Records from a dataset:
□ □ □

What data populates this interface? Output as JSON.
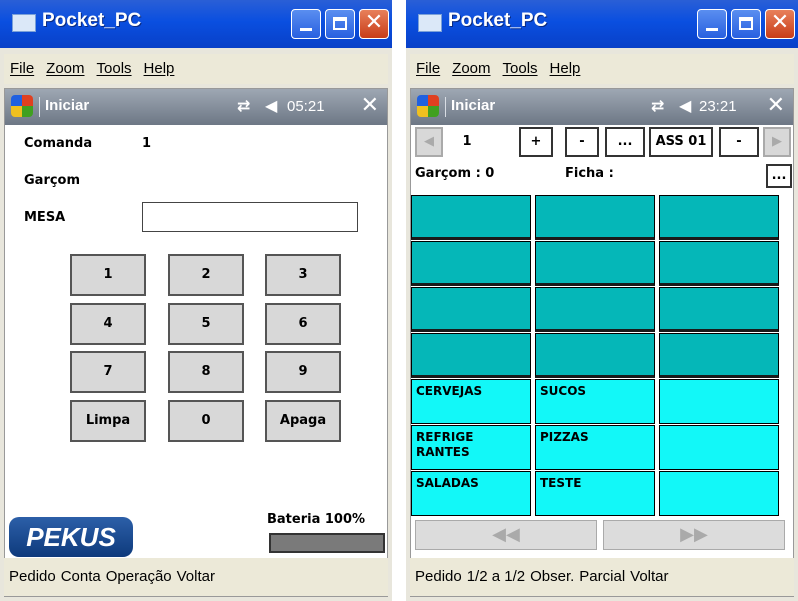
{
  "win1": {
    "title": "Pocket_PC",
    "menu": [
      "File",
      "Zoom",
      "Tools",
      "Help"
    ],
    "start_label": "Iniciar",
    "clock": "05:21",
    "comanda_label": "Comanda",
    "comanda_value": "1",
    "garcom_label": "Garçom",
    "mesa_label": "MESA",
    "mesa_value": "",
    "keys": [
      "1",
      "2",
      "3",
      "4",
      "5",
      "6",
      "7",
      "8",
      "9",
      "Limpa",
      "0",
      "Apaga"
    ],
    "logo": "PEKUS",
    "battery_label": "Bateria 100%",
    "battery_level": 1.0,
    "softkeys": [
      "Pedido",
      "Conta",
      "Operação",
      "Voltar"
    ]
  },
  "win2": {
    "title": "Pocket_PC",
    "menu": [
      "File",
      "Zoom",
      "Tools",
      "Help"
    ],
    "start_label": "Iniciar",
    "clock": "23:21",
    "nav": {
      "number": "1",
      "plus": "+",
      "minus": "-",
      "dots": "...",
      "ass": "ASS 01",
      "minus2": "-"
    },
    "garcom_label": "Garçom : 0",
    "ficha_label": "Ficha :",
    "ficha_button": "...",
    "categories": [
      "CERVEJAS",
      "SUCOS",
      "",
      "REFRIGE RANTES",
      "PIZZAS",
      "",
      "SALADAS",
      "TESTE",
      ""
    ],
    "softkeys": [
      "Pedido",
      "1/2 a 1/2",
      "Obser.",
      "Parcial",
      "Voltar"
    ]
  },
  "colors": {
    "title_blue": "#0a4fe0",
    "teal_dark": "#05b7b8",
    "cyan": "#12f8f8"
  }
}
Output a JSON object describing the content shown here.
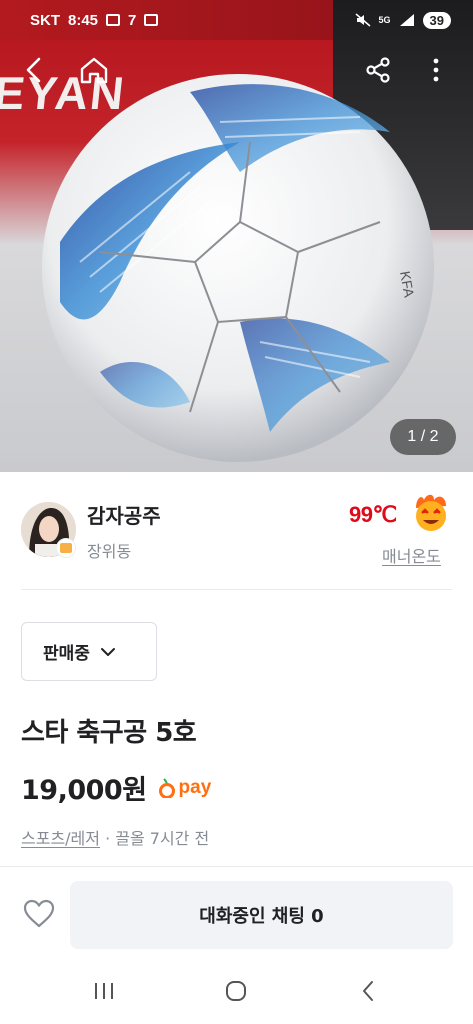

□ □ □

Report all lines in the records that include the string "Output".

[WRITTEN RESPONSE]
What data populates this interface? Output as JSON.
Output a JSON object describing the content shown here.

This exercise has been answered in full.